Today, June 16, is the centenary of Bloomsday, the beloved 24 hours of Leopold Bloom's wanderings chronicled in James Joyce's Ulysses. The Economist asks the question, Is the fuss over James Joyce's Ulysses greater than the book?
I can only imagine the nostalgic joy of the book's fans around the world for I have not yet had the pleasure of reading it. Ulysses is, simply put, the towering book of fiction in the twentiteth-century Western canon. I have been meaning to read it for a very long time now, but it seems whenever I am about to open the first page I lose the courage. And so Ulysses has remained in my reading backlog for many years now and I don't quite know when I would end up reading it. Perhaps this centenary is a good time to read it. I would once again give it a try next month and will report my opinion of the book as soon as I finish reading.

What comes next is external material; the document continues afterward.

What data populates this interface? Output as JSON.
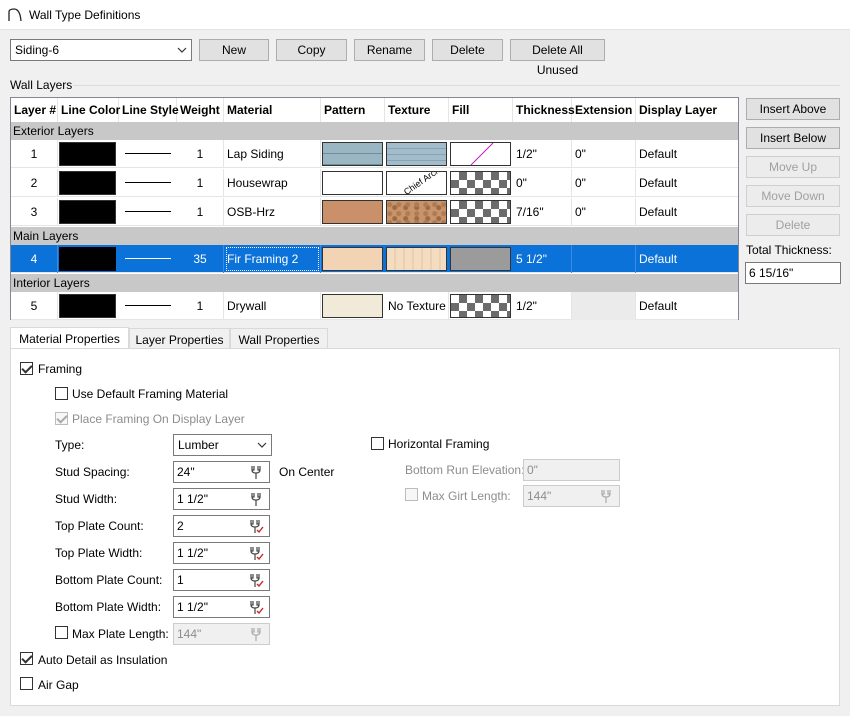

I read Joyce's Portrait of the Artist as a Young Man for my undergraduate Humanities class. (My crappy paper for that class was on Joyce's theory of aesthetics, which was basically a reformulation of Aquinas's.)I didn't expect I would like the book, thinking it was too dense for my taste, but some of the passages just blew me over. In Joyce's prose, there is no extraneous word that can be excised, every word seems able to justify its presence.
How can one possibly describe Joyce? Joyce at his best reads like Dante writing English prose. He is that good, at least as I read him in the Portrait and Dubliners.